## What you will do:
Please give again, exactly, every line of the material from the one containing "Transcribe this image's" to the end, including both of those lines.

## Task input:
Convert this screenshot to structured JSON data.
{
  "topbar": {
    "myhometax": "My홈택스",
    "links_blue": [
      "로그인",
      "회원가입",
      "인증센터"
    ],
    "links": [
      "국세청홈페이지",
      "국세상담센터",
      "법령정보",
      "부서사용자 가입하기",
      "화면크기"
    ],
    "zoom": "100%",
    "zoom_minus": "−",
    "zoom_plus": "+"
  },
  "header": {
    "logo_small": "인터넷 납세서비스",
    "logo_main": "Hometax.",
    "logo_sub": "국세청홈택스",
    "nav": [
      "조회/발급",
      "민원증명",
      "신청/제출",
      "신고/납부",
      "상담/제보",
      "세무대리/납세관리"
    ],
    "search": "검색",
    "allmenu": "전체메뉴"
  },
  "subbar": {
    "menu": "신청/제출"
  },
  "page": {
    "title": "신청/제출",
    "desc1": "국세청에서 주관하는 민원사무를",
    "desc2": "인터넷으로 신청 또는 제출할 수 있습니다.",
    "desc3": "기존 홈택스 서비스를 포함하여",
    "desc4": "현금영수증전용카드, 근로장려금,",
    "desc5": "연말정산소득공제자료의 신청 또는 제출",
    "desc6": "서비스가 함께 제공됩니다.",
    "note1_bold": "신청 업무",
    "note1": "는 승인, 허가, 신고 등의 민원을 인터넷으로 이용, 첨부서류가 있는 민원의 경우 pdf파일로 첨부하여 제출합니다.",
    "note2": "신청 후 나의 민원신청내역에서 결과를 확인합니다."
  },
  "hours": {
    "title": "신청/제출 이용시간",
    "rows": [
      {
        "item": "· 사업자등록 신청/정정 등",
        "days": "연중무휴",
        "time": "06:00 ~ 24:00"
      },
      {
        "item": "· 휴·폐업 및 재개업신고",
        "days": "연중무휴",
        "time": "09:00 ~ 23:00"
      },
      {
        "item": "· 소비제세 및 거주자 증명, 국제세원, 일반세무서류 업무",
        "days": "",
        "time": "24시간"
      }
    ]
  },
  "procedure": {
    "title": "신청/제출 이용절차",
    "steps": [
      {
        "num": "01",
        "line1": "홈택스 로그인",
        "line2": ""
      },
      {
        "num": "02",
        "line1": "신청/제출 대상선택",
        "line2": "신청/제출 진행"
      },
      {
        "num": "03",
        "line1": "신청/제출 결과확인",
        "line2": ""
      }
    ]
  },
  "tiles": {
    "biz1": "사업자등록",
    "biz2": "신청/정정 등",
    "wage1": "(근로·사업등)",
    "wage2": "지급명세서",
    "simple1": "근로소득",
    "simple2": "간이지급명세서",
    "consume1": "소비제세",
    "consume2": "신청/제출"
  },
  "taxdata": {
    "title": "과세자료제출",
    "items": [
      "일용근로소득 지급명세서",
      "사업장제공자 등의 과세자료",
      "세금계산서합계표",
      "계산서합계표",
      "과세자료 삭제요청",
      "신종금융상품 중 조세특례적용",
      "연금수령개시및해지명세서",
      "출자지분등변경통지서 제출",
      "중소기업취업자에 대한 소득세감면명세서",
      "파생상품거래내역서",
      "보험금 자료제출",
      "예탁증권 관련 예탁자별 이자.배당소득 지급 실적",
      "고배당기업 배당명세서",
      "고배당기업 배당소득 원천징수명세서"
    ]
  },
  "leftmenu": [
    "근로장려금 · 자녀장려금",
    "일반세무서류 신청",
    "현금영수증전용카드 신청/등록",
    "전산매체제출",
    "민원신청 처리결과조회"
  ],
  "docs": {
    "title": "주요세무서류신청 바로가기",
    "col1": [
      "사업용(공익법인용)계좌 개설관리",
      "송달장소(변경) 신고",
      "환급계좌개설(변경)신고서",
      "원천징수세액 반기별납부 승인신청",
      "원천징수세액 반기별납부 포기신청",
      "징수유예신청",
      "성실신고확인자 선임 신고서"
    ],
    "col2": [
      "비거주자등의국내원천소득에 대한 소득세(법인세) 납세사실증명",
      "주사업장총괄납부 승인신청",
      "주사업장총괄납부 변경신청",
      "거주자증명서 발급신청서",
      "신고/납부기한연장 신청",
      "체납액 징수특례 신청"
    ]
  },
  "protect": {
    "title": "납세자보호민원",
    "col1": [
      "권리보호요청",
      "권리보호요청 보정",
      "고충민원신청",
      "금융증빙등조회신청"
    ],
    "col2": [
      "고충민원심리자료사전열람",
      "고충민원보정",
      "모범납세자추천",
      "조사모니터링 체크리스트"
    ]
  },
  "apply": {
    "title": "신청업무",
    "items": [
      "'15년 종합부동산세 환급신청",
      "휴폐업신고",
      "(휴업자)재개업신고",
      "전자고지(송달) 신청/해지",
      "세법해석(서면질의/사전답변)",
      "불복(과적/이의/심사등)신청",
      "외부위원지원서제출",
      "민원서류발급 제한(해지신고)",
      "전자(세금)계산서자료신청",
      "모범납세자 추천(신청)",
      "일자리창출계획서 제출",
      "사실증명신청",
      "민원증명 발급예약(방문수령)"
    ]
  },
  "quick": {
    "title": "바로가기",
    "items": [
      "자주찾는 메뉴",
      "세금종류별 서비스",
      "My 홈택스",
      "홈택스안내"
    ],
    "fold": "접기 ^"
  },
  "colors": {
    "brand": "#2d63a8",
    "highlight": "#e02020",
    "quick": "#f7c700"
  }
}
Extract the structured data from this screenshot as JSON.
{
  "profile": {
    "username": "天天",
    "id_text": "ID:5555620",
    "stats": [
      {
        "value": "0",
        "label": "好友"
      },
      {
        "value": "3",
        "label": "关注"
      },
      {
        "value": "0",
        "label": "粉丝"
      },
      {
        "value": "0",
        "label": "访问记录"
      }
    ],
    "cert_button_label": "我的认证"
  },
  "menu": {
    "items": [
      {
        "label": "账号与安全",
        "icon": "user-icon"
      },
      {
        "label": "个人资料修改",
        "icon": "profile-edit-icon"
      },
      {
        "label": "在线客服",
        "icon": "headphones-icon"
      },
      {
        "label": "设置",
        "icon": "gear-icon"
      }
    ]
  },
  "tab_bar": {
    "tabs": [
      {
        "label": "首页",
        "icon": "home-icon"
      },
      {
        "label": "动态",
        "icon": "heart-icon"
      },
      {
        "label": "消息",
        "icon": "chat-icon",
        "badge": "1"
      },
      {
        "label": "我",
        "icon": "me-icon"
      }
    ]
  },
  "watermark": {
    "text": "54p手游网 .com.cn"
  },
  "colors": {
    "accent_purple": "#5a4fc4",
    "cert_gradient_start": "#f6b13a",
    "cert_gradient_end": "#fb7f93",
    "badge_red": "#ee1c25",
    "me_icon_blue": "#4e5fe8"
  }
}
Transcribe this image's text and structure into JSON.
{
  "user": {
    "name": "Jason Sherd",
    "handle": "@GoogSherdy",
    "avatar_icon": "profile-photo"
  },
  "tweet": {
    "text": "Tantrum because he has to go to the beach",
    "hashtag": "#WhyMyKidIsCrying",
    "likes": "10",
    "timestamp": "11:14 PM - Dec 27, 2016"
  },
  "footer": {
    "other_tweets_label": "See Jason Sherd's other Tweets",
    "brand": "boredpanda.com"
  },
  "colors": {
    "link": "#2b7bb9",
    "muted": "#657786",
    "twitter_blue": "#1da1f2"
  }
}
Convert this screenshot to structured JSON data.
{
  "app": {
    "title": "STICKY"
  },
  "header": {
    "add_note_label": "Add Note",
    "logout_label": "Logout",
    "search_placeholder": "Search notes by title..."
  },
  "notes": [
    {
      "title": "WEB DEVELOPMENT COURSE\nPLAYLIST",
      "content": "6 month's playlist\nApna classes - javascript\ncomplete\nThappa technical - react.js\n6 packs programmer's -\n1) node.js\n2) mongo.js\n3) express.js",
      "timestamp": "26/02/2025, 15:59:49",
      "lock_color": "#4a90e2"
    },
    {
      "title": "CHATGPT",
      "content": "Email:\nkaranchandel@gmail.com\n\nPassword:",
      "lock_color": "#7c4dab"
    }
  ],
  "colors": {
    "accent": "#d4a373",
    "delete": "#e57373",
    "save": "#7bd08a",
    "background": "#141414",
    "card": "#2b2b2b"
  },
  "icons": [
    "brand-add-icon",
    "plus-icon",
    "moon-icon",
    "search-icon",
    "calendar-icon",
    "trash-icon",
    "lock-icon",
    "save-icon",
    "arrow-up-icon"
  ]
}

## Written reply:
Transcribe this image's text and structure into JSON.
{
  "user": {
    "name": "Jason Sherd",
    "handle": "@GoogSherdy",
    "avatar_icon": "profile-photo"
  },
  "tweet": {
    "text": "Tantrum because he has to go to the beach",
    "hashtag": "#WhyMyKidIsCrying",
    "likes": "10",
    "timestamp": "11:14 PM - Dec 27, 2016"
  },
  "footer": {
    "other_tweets_label": "See Jason Sherd's other Tweets",
    "brand": "boredpanda.com"
  },
  "colors": {
    "link": "#2b7bb9",
    "muted": "#657786",
    "twitter_blue": "#1da1f2"
  }
}
Convert this screenshot to structured JSON data.
{
  "app": {
    "title": "STICKY"
  },
  "header": {
    "add_note_label": "Add Note",
    "logout_label": "Logout",
    "search_placeholder": "Search notes by title..."
  },
  "notes": [
    {
      "title": "WEB DEVELOPMENT COURSE\nPLAYLIST",
      "content": "6 month's playlist\nApna classes - javascript\ncomplete\nThappa technical - react.js\n6 packs programmer's -\n1) node.js\n2) mongo.js\n3) express.js",
      "timestamp": "26/02/2025, 15:59:49",
      "lock_color": "#4a90e2"
    },
    {
      "title": "CHATGPT",
      "content": "Email:\nkaranchandel@gmail.com\n\nPassword:",
      "lock_color": "#7c4dab"
    }
  ],
  "colors": {
    "accent": "#d4a373",
    "delete": "#e57373",
    "save": "#7bd08a",
    "background": "#141414",
    "card": "#2b2b2b"
  },
  "icons": [
    "brand-add-icon",
    "plus-icon",
    "moon-icon",
    "search-icon",
    "calendar-icon",
    "trash-icon",
    "lock-icon",
    "save-icon",
    "arrow-up-icon"
  ]
}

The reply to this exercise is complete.